Add image file
Upload
On Tue, 26 Apr 2016 13:55:28 -0400, Frank wrote:

I use the dangerous chemicals too!

Add pictures here
<% if( /^image/.test(type) ){ %>
<% } %>
<%-name%>
Add image file
Upload
On Tuesday, April 26, 2016 at 1:53:06 PM UTC-4, Muggles wrote:

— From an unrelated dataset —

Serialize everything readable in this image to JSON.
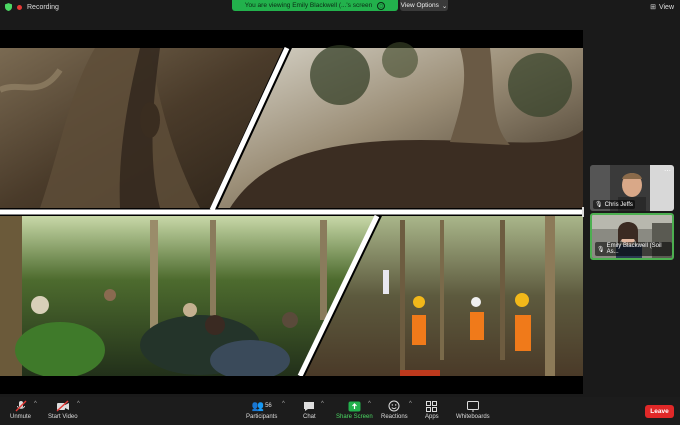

As danger goes, herbicides are not that dangerous. I generally find poison ivy growing under desirable shrubs and trees (the birds crap out the seeds while sitting on a branch). Rather than just indiscriminately spraying herbicide, I sometimes cut back the poison ivy, soak a piece of paper towel in Roundup for Poison Ivy, wrap it around the remaining twig, and crimp some aluminum foil on that. I wear disposable latex, vinyl, or nitrile gloves, and tape them to the cuffs of my sleeves. I wear an old shirt, and discard it afterward.
It works pretty well.
Cindy Hamilton
Add pictures here
<% if( /^image/.test(type) ){ %>
<% } %>
<%-name%>
Add image file
Upload
On Tuesday, April 26, 2016 at 2:41:57 PM UTC-4, Cindy Hamilton wrote:

Roundup works fine.
Once in a while I really do have to cut some.
First I spray it with hairspray, then work a plastic bag over it, then cut with shears that I immediately wash. I haven't had any trouble doing it this way and I am highly allergic.
Add pictures here
<% if( /^image/.test(type) ){ %>
<% } %>
<%-name%>
Add image file
Upload
On Tuesday, April 26, 2016 at 2:00:59 PM UTC-5, TimR wrote:

Interesting! What does the hairspray do??
Add pictures here
<% if( /^image/.test(type) ){ %>
<% } %>
<%-name%>
Add image file
Upload

Related Threads

HomeOwnersHub.com is a website for homeowners and building and maintenance pros. It is not affiliated with any of the manufacturers or service providers discussed here. All logos and trade names are the property of their respective owners.